### Exercise data
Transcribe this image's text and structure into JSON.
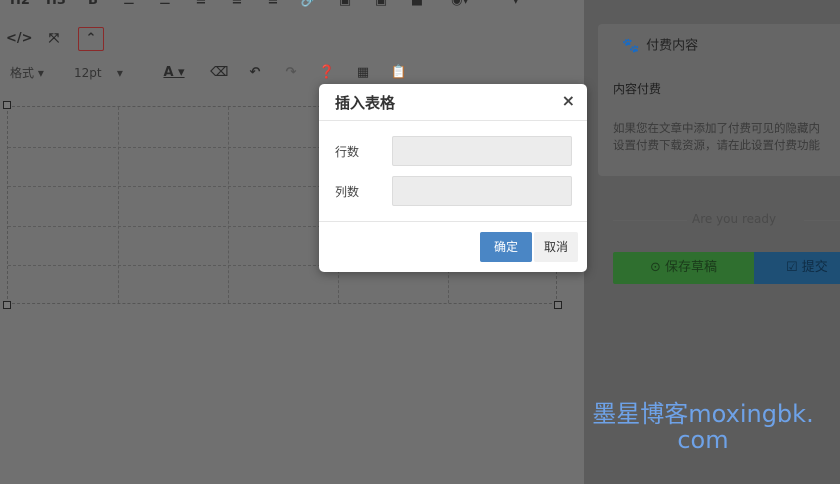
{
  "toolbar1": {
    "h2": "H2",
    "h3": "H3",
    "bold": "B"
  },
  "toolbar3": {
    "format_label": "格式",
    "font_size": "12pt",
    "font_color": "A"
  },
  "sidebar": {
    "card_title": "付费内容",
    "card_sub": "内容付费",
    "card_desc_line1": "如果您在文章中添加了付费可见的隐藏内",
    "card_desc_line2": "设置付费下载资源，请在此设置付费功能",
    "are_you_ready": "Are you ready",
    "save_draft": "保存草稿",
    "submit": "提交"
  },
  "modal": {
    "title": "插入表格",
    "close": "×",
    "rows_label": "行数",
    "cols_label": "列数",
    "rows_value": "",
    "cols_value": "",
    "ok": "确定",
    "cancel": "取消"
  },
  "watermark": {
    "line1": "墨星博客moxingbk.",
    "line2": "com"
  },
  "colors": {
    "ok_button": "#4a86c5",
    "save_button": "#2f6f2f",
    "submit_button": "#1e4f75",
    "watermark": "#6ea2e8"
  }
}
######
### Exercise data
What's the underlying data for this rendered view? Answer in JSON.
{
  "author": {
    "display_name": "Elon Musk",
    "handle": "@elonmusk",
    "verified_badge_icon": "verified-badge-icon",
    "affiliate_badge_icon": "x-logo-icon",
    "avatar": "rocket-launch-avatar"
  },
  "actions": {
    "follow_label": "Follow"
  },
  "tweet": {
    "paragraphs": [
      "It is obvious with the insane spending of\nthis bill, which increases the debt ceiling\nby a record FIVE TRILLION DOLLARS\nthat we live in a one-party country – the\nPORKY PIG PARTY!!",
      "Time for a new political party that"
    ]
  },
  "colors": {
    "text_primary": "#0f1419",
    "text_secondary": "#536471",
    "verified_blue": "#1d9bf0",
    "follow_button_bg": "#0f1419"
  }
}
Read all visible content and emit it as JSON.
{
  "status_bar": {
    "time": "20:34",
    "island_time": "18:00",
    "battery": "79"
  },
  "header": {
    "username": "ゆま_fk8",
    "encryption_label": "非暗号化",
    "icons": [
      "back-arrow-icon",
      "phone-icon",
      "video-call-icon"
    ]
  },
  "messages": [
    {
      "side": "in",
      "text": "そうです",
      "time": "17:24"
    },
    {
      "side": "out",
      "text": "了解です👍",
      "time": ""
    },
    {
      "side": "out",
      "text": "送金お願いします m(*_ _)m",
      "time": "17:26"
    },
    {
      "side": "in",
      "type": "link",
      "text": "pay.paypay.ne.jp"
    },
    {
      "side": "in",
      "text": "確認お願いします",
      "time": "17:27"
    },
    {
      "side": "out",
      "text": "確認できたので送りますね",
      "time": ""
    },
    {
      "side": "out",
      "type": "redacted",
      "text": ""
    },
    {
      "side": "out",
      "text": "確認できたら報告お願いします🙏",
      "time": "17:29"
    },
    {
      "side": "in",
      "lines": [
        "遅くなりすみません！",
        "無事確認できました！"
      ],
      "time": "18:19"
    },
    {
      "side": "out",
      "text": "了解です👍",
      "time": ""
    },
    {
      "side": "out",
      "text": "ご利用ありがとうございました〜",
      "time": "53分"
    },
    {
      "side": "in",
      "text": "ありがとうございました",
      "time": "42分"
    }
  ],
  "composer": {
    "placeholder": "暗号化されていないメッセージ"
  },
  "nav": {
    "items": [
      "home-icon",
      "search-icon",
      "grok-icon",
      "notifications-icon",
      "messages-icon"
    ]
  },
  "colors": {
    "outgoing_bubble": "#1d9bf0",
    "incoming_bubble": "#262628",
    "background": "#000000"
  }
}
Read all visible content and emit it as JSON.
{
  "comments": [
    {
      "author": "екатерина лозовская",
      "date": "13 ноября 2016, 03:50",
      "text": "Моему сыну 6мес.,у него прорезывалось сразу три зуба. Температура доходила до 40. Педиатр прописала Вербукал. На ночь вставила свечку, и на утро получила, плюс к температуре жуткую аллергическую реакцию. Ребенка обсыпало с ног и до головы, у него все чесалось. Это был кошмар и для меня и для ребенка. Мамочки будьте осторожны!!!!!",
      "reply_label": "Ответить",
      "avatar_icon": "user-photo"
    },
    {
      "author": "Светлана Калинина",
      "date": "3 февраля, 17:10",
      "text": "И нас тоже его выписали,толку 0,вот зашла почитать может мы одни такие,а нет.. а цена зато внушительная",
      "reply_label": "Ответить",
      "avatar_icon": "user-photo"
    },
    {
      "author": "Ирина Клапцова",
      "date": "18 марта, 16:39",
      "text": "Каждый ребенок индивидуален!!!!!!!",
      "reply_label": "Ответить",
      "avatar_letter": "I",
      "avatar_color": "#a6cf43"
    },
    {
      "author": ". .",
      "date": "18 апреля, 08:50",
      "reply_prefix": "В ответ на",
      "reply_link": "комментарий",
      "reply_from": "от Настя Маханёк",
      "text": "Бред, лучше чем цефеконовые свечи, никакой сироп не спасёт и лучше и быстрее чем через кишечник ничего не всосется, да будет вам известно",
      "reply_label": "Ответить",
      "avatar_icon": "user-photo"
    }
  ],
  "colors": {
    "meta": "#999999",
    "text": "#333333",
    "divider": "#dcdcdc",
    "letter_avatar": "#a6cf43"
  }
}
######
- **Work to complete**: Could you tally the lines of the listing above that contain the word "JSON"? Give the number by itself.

- **Task result**: 4